Here in New York, a recent Times piece details the "worst-case" scenario for teacher layoffs in city schools. In reality, the plan to cut 6 percent - or 4,675 - teachers from the city payroll is a dramatic overstatement. As these things usually go, the city will fire much less educators than predicted, and everyone comes out looking like a hero.
But it's sad still, that some people will lose their jobs - these very stressful, poorly paid jobs.
According to the Times at least two NYC schools are immune from the impending budget bludgeon. One happens to be Public School 57, right across from the parking lot of Home Depot, off Targee Street, in the Park Hill section of Staten Island.
From the Times:
About 320 schools would see no layoffs, because they have not hired new teachers recently. Some schools, like Public School 130 in Bayside, Queens, and P.S. 57 in the Park Hill neighborhood of Staten Island, have employed the same teachers for many years.Who works in this neglected school, in a desperately neglected neighborhood, with mostly impoverished children?
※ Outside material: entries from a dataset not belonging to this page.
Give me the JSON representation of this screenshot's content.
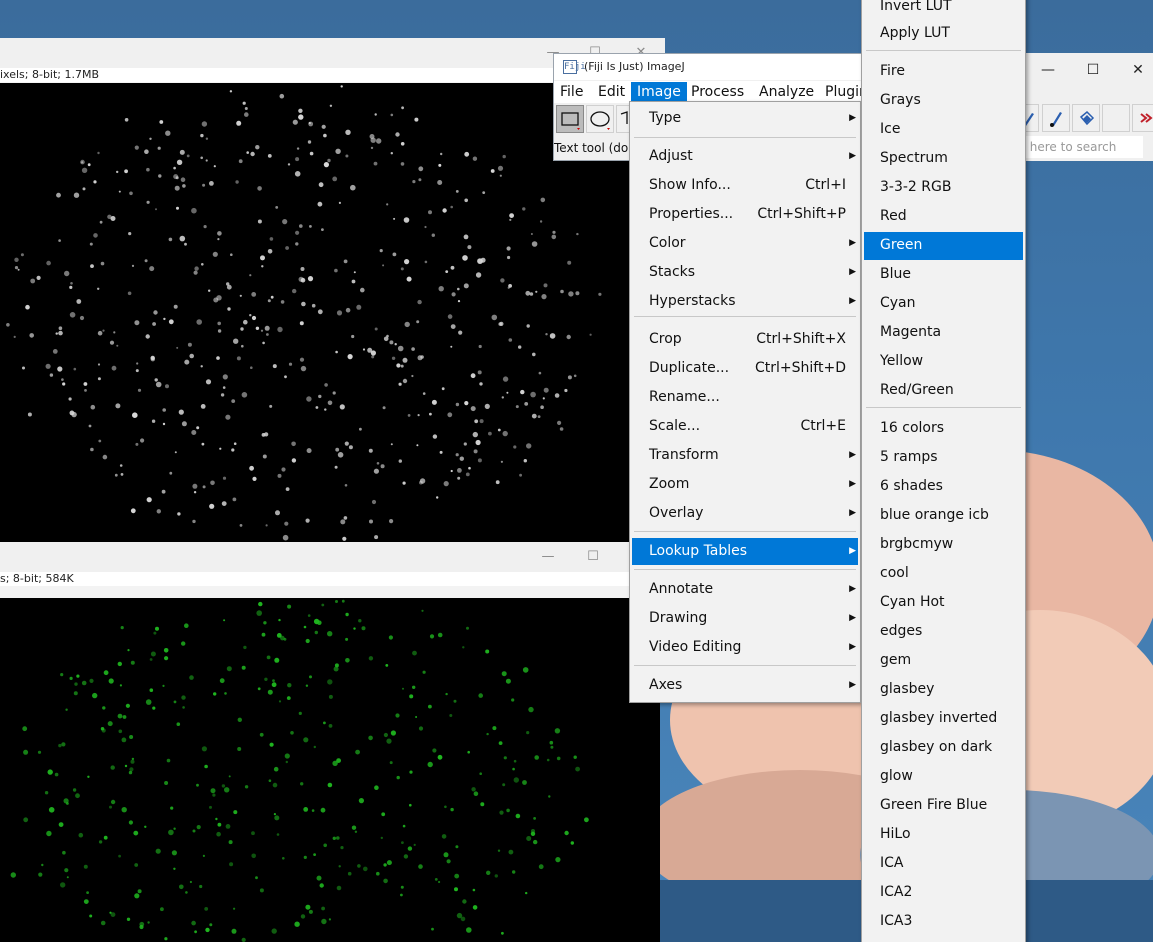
{
  "colors": {
    "accent": "#0078d7",
    "menu_bg": "#f2f2f2",
    "image_bg": "#000000",
    "green_channel": "#1fb51f"
  },
  "image_windows": [
    {
      "info": "ixels; 8-bit; 1.7MB"
    },
    {
      "info": "s; 8-bit; 584K"
    }
  ],
  "imagej": {
    "title": "(Fiji Is Just) ImageJ",
    "logo": "Fiji",
    "menus": [
      "File",
      "Edit",
      "Image",
      "Process",
      "Analyze",
      "Plugir"
    ],
    "active_menu": "Image",
    "status": "Text tool (dou",
    "search_placeholder": "k here to search",
    "toolbar_icons": [
      "rectangle-tool-icon",
      "oval-tool-icon",
      "polygon-tool-icon",
      "pencil-icon",
      "brush-icon",
      "flood-fill-icon",
      "more-tools-icon"
    ]
  },
  "image_menu": {
    "items": [
      {
        "label": "Type",
        "submenu": true
      },
      {
        "label": "Adjust",
        "submenu": true
      },
      {
        "label": "Show Info...",
        "shortcut": "Ctrl+I"
      },
      {
        "label": "Properties...",
        "shortcut": "Ctrl+Shift+P"
      },
      {
        "label": "Color",
        "submenu": true
      },
      {
        "label": "Stacks",
        "submenu": true
      },
      {
        "label": "Hyperstacks",
        "submenu": true
      },
      {
        "label": "Crop",
        "shortcut": "Ctrl+Shift+X"
      },
      {
        "label": "Duplicate...",
        "shortcut": "Ctrl+Shift+D"
      },
      {
        "label": "Rename..."
      },
      {
        "label": "Scale...",
        "shortcut": "Ctrl+E"
      },
      {
        "label": "Transform",
        "submenu": true
      },
      {
        "label": "Zoom",
        "submenu": true
      },
      {
        "label": "Overlay",
        "submenu": true
      },
      {
        "label": "Lookup Tables",
        "submenu": true,
        "highlighted": true
      },
      {
        "label": "Annotate",
        "submenu": true
      },
      {
        "label": "Drawing",
        "submenu": true
      },
      {
        "label": "Video Editing",
        "submenu": true
      },
      {
        "label": "Axes",
        "submenu": true
      }
    ]
  },
  "lut_menu": {
    "items": [
      {
        "label": "Invert LUT"
      },
      {
        "label": "Apply LUT"
      },
      {
        "label": "Fire"
      },
      {
        "label": "Grays"
      },
      {
        "label": "Ice"
      },
      {
        "label": "Spectrum"
      },
      {
        "label": "3-3-2 RGB"
      },
      {
        "label": "Red"
      },
      {
        "label": "Green",
        "highlighted": true
      },
      {
        "label": "Blue"
      },
      {
        "label": "Cyan"
      },
      {
        "label": "Magenta"
      },
      {
        "label": "Yellow"
      },
      {
        "label": "Red/Green"
      },
      {
        "label": "16 colors"
      },
      {
        "label": "5 ramps"
      },
      {
        "label": "6 shades"
      },
      {
        "label": "blue orange icb"
      },
      {
        "label": "brgbcmyw"
      },
      {
        "label": "cool"
      },
      {
        "label": "Cyan Hot"
      },
      {
        "label": "edges"
      },
      {
        "label": "gem"
      },
      {
        "label": "glasbey"
      },
      {
        "label": "glasbey inverted"
      },
      {
        "label": "glasbey on dark"
      },
      {
        "label": "glow"
      },
      {
        "label": "Green Fire Blue"
      },
      {
        "label": "HiLo"
      },
      {
        "label": "ICA"
      },
      {
        "label": "ICA2"
      },
      {
        "label": "ICA3"
      }
    ]
  }
}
And, in addition, who works in this school for "many years"? (A school that has a rating of 2 out of 10 on GreatSchools.org?) Who works there?
Here's what one parent said about the school a few years back on the web:
From what I've witnessed so far, the new principal has been doing a great job. However, the school's test scores speak for themselves. Also, I was quite disappointed to see my daughter come home yesterday with a book from 1964(!)...Whoever works at this place is doing God's work. Congratulations on keeping your job. We're glad your not getting fired. And we're sorry. Sorry that we have not given you the attention, funding, and support you need/desire/deserve/have earned.
Sorry your school is crumbling. Sorry the guy on Forest Avenue gets all the attention. Sorry we haven't helped. (We don't live that far away. We have a few free hours in the afternoon, I'm sure we could come over, maybe after school, sweep up the lunchroom, play basketball with the kids... something.) The children needs us. The children need you. This is unacceptable. You've been shouldering the burden - a burden no one person should be expected to shoulder - with the lack of resources, and the budget cuts, and the threats of termination.
This doesn't help, though. These words. Just empty promises. Words on a screen. One day, maybe, we hope that we can really do something to make a difference. Until then, we wish you luck and strength.